Tuesday, June 3, 2014

where in the u.s.a.?

 Tyler and I are currently discussing honeymoon destinations/ideas which is proving to be almost as difficult as choosing the menu for the wedding (which let's be honest, is still not finalized).

If you have any thoughts on domestic destinations, please share.  I have looked at everywhere from Napa to New Orleans and just about everything in between.  

(This fireplace is what I want to say my vows in front of. Swooning so hard.)

Image via Pinterest.

Monday, June 2, 2014

cream crackers.

When the warm weather arrives, I find myself eating less meals and more bites of assorted things. A handful of berries, a wedge of cheese, pea pesto, sliced avocado, and of course crackers to round out the whole thing.  (Because what's a meal with out some kind of bread?)

A cracker, a good cracker is a terribly difficult thing to find.  They aren't located in the supermarket (at least I haven't found one in my never ending search) and they aren't found in fancy gourmet markets (I've checked there as well and all they sell is more expensive crappy crackers).  But good crackers can be found! They can be found in your kitchen and made with a handful of pantry staples. These crackers are kind of awesome.  They are tender and flaky and come to together in less time then it takes to go to the store to buy crackers (no really). They are perfect for any variety of toppings including, but not limited too, pesto, pimento cheese, jam, and serrano ham.  They are made for summer meals.  

Cream Crackers
Recipe from Mark Bittman

Depending on what I am serving these with, I sometimes omit the parmesan (they are devine with or without cheese) or if I am feeling particularly crazy I try some other type of cheese (Gruyere!).

1 cup all-purpose flour, more as needed
1/2 teaspoon salt
1/2 cup finely grated fresh Parmesan cheese
4 tablespoons unsalted butter
1/4 cup cream or half-and-half, more as needed
Coarse salt, pepper, sesame or poppy seeds, minced garlic or whatever you like for sprinkling (optional).

Heat oven to 400 degrees. Line a baking sheet with parchment paper or lightly dust with flour. Put flour, salt, cheese and butter in bowl of a food processor. Pulse until flour and butter are combined. Add about 1/4 cup cream or half-and-half and let machine run for a bit; continue to add liquid a teaspoon at a time, until mixture holds together but is not sticky.

Roll out dough on a lightly floured surface until 1/2-inch thick or even thinner, adding flour as needed.
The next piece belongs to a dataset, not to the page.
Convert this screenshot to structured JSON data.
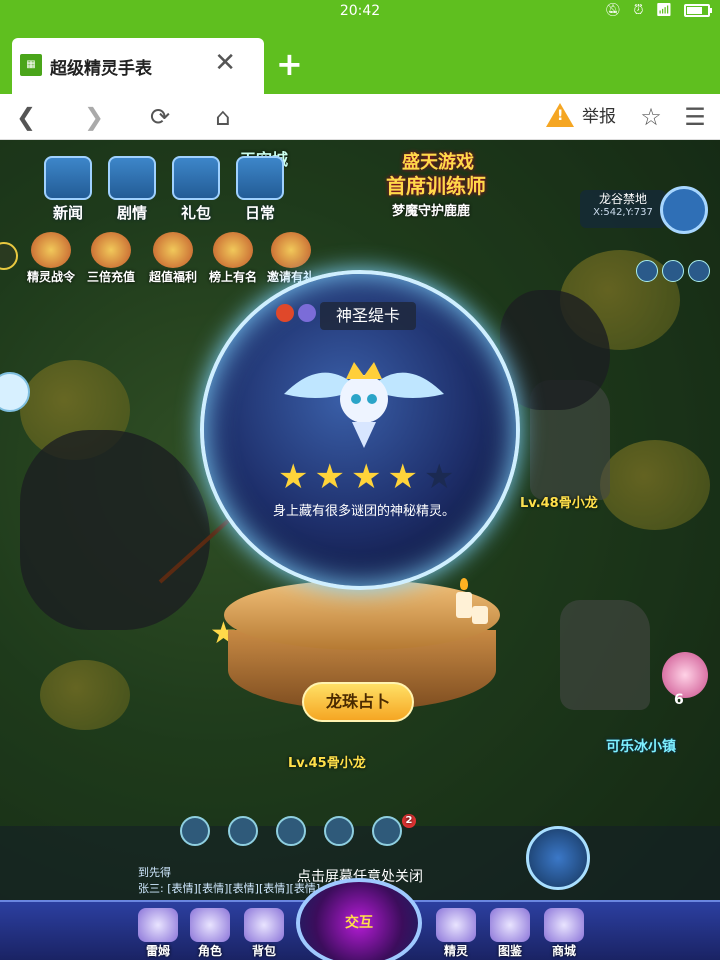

Transfer sheet of dough to prepared baking sheet (drape it over rolling pin to make it easier). Score lightly with a sharp knife, pizza cutter or a pastry wheel if you want to break crackers into squares or rectangles later on. Sprinkle with salt or other topping if you like.

Bake until lightly browned, about 10 minutes. Cool on a rack; serve warm or at room temperature or store in a tin for a few days.